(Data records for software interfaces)
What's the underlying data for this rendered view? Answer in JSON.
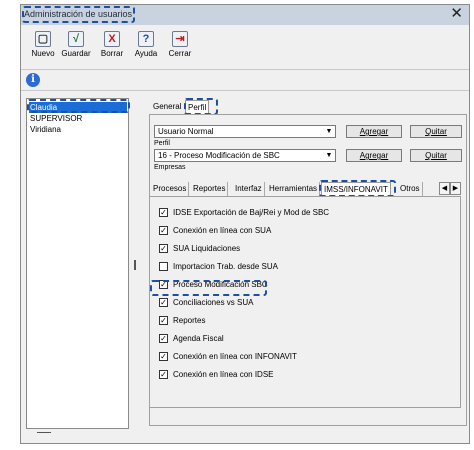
{
  "window": {
    "title": "Administración de usuarios",
    "close_glyph": "✕"
  },
  "toolbar": {
    "buttons": [
      {
        "label": "Nuevo",
        "icon": "new-document-icon",
        "glyph": "▢"
      },
      {
        "label": "Guardar",
        "icon": "checkmark-icon",
        "glyph": "√"
      },
      {
        "label": "Borrar",
        "icon": "delete-x-icon",
        "glyph": "X"
      },
      {
        "label": "Ayuda",
        "icon": "help-icon",
        "glyph": "?"
      },
      {
        "label": "Cerrar",
        "icon": "exit-door-icon",
        "glyph": "⇥"
      }
    ]
  },
  "info_icon": {
    "glyph": "i",
    "color": "#2c6bd4"
  },
  "users": [
    "Claudia",
    "SUPERVISOR",
    "Viridiana"
  ],
  "selected_user": "Claudia",
  "top_tabs": [
    "General",
    "Perfil"
  ],
  "active_top_tab": "Perfil",
  "profile": {
    "type_value": "Usuario Normal",
    "perfil_label": "Perfil",
    "perfil_value": "16 - Proceso Modificación de SBC",
    "empresas_label": "Empresas",
    "agregar_label": "Agregar",
    "quitar_label": "Quitar"
  },
  "inner_tabs": [
    "Procesos",
    "Reportes",
    "Interfaz",
    "Herramientas",
    "IMSS/INFONAVIT",
    "Otros"
  ],
  "active_inner_tab": "IMSS/INFONAVIT",
  "permissions": [
    {
      "label": "IDSE Exportación de Baj/Rei y Mod de SBC",
      "checked": true
    },
    {
      "label": "Conexión en línea con SUA",
      "checked": true
    },
    {
      "label": "SUA Liquidaciones",
      "checked": true
    },
    {
      "label": "Importacion Trab. desde SUA",
      "checked": false
    },
    {
      "label": "Proceso Modificación SBC",
      "checked": true
    },
    {
      "label": "Conciliaciones vs SUA",
      "checked": true
    },
    {
      "label": "Reportes",
      "checked": true
    },
    {
      "label": "Agenda Fiscal",
      "checked": true
    },
    {
      "label": "Conexión en línea con INFONAVIT",
      "checked": true
    },
    {
      "label": "Conexión en línea con IDSE",
      "checked": true
    }
  ],
  "colors": {
    "selection": "#1c6cd6",
    "highlight": "#1f4fa3",
    "titlebar": "#c9d3df"
  }
}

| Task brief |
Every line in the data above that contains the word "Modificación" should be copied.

| Exercise result |
    "perfil_value": "16 - Proceso Modificación de SBC",
      "label": "Proceso Modificación SBC",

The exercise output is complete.